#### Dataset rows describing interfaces
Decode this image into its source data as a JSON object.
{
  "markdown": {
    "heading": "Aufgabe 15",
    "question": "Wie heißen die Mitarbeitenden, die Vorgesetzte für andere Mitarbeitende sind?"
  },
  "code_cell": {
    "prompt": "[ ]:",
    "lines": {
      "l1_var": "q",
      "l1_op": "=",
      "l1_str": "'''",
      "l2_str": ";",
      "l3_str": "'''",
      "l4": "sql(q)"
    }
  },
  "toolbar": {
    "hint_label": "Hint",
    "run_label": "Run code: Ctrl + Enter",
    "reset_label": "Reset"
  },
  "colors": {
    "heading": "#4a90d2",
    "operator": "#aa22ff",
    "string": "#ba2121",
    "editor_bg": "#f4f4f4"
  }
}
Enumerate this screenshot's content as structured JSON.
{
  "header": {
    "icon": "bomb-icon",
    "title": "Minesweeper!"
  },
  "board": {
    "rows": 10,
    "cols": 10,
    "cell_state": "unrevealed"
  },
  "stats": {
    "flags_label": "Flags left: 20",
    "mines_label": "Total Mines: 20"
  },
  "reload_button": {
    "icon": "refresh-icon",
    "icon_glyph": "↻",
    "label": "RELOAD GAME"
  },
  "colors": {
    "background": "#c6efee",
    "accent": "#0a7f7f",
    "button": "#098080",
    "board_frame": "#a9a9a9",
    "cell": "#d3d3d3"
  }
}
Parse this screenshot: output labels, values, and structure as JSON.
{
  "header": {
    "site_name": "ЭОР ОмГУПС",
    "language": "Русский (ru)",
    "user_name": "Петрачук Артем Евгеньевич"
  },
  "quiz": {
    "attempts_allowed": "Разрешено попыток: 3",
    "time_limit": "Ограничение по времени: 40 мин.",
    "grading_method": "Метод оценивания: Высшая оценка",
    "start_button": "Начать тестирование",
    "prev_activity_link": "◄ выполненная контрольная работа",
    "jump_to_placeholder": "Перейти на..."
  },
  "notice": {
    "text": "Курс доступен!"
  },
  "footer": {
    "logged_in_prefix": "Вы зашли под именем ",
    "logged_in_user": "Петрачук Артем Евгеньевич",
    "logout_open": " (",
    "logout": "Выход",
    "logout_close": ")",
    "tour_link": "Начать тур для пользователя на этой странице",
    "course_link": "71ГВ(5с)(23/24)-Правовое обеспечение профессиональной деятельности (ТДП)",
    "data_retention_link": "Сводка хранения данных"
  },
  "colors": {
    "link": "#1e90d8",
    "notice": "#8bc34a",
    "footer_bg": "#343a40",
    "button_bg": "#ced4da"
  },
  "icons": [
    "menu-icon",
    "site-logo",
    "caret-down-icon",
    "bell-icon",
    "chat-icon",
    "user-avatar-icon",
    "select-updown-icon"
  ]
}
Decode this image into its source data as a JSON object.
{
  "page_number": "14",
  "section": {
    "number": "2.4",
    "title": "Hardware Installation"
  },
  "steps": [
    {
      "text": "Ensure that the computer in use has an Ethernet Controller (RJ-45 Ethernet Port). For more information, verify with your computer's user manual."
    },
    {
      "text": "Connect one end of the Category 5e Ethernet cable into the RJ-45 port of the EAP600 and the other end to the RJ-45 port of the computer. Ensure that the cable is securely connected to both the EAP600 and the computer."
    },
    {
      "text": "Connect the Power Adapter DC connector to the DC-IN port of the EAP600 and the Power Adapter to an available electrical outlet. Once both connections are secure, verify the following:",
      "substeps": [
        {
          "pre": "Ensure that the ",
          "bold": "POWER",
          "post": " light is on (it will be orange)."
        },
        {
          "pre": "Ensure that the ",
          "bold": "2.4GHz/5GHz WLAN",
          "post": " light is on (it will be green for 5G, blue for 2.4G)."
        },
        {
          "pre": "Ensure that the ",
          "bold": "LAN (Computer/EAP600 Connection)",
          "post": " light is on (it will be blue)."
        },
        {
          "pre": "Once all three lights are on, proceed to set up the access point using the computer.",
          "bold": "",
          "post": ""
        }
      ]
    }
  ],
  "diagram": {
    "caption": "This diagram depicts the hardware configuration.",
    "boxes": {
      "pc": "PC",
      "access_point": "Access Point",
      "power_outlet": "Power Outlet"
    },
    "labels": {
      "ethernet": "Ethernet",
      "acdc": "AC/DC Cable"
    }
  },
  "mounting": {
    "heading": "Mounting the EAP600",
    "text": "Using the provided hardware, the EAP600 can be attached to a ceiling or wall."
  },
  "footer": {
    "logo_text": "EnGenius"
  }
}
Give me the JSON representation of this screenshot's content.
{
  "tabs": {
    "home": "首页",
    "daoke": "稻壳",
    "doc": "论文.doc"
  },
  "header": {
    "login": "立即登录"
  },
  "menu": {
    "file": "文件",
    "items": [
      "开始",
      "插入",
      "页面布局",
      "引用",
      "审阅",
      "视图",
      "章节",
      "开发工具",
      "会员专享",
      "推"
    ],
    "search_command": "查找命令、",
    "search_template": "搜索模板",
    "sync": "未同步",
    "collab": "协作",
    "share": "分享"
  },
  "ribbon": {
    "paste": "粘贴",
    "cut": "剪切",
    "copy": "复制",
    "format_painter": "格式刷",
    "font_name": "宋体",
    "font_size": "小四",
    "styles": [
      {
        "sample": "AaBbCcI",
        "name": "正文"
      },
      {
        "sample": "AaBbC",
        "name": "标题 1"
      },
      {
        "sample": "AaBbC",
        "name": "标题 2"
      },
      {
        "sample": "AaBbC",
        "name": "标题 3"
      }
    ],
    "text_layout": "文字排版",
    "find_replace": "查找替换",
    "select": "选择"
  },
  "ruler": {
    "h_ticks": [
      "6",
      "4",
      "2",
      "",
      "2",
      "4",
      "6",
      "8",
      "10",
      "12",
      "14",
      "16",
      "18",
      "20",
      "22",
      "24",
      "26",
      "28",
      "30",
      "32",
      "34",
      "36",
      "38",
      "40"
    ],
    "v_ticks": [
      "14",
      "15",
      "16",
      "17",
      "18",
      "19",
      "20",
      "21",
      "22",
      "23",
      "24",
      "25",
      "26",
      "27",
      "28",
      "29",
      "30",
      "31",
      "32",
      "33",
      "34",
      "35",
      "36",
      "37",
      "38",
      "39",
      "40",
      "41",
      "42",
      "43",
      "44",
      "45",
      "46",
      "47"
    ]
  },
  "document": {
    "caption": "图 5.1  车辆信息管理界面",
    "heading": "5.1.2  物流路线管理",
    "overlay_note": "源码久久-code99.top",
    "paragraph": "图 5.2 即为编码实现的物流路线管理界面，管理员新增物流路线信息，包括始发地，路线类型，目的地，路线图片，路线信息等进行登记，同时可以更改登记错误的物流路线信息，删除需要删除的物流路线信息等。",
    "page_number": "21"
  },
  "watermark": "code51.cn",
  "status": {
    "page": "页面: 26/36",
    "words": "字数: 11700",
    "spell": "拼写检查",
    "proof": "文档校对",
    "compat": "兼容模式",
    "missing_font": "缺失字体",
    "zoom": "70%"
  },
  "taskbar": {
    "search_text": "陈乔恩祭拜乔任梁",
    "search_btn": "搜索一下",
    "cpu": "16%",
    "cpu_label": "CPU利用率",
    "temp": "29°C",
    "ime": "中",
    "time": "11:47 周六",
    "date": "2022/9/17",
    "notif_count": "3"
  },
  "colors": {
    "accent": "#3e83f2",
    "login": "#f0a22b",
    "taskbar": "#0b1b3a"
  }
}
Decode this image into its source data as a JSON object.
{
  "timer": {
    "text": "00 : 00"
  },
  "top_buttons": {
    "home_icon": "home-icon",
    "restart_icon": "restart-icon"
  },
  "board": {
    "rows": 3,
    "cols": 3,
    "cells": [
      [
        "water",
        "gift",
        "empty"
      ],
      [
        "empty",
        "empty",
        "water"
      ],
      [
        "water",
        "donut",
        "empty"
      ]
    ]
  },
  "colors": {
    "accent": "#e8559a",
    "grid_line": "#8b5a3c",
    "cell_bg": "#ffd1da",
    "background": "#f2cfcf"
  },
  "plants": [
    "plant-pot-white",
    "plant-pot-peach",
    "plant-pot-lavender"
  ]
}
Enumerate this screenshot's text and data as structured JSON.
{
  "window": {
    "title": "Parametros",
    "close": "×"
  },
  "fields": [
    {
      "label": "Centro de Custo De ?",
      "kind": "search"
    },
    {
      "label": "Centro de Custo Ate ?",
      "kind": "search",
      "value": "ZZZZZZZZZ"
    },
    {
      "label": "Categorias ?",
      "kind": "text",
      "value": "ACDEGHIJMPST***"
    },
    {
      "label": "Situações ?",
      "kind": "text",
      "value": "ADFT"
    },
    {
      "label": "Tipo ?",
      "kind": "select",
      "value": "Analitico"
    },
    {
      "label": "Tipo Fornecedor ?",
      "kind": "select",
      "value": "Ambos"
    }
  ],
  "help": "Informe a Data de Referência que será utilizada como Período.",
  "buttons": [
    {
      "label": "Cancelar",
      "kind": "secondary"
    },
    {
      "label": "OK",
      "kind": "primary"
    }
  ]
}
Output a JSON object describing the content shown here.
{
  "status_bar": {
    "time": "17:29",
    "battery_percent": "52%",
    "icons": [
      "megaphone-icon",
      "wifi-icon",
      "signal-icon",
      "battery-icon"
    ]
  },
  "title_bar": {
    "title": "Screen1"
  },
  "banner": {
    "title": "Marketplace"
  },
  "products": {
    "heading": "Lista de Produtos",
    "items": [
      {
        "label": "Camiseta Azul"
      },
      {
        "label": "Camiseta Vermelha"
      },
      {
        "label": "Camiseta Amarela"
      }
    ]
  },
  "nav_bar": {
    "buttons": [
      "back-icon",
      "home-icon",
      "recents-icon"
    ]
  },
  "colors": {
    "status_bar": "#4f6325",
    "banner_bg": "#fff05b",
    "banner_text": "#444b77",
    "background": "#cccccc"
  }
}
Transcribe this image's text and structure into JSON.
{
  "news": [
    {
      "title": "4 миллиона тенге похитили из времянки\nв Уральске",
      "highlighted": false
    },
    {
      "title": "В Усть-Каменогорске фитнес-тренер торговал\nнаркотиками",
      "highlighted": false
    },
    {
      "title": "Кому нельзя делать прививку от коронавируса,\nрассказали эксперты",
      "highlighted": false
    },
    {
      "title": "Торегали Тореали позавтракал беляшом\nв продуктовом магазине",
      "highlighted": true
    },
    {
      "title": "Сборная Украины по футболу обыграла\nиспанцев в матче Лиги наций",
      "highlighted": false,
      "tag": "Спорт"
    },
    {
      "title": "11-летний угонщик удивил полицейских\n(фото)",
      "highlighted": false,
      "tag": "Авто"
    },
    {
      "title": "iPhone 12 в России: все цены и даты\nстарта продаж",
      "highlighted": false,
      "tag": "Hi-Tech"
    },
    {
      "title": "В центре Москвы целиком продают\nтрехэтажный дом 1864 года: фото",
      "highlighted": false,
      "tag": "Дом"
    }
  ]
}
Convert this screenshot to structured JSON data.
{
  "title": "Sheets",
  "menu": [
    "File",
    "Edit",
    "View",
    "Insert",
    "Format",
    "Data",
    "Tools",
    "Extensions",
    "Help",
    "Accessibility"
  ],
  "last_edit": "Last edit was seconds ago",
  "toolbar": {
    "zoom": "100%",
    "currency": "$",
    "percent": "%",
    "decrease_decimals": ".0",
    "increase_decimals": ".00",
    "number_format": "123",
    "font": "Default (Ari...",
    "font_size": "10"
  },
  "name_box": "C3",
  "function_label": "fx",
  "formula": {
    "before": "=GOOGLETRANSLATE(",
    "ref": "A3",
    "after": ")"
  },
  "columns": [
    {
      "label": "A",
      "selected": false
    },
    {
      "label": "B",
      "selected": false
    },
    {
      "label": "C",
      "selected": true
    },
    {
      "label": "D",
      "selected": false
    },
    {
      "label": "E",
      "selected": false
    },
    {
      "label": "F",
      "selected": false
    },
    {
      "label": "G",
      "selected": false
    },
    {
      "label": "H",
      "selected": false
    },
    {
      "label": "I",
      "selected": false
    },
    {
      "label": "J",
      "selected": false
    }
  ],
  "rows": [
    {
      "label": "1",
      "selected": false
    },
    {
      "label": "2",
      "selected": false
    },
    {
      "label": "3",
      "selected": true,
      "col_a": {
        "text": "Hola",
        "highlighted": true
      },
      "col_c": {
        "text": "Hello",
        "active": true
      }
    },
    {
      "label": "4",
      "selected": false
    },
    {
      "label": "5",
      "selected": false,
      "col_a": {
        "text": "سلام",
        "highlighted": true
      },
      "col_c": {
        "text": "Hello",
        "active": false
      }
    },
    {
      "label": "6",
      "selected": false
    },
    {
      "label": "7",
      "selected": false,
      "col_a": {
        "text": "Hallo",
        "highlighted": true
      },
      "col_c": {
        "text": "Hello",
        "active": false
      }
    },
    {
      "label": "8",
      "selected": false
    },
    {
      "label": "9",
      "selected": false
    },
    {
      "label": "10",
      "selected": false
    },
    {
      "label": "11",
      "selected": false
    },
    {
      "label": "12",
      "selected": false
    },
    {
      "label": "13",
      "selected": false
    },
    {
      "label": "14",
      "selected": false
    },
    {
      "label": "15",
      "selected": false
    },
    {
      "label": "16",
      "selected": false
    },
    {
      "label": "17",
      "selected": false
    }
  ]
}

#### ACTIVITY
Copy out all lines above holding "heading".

#### SOLUTION FOR THIS PROBLEM
    "heading": "Aufgabe 15",
    "heading": "#4a90d2",
    "heading": "Mounting the EAP600",
    "heading": "5.1.2  物流路线管理",
    "heading": "Lista de Produtos",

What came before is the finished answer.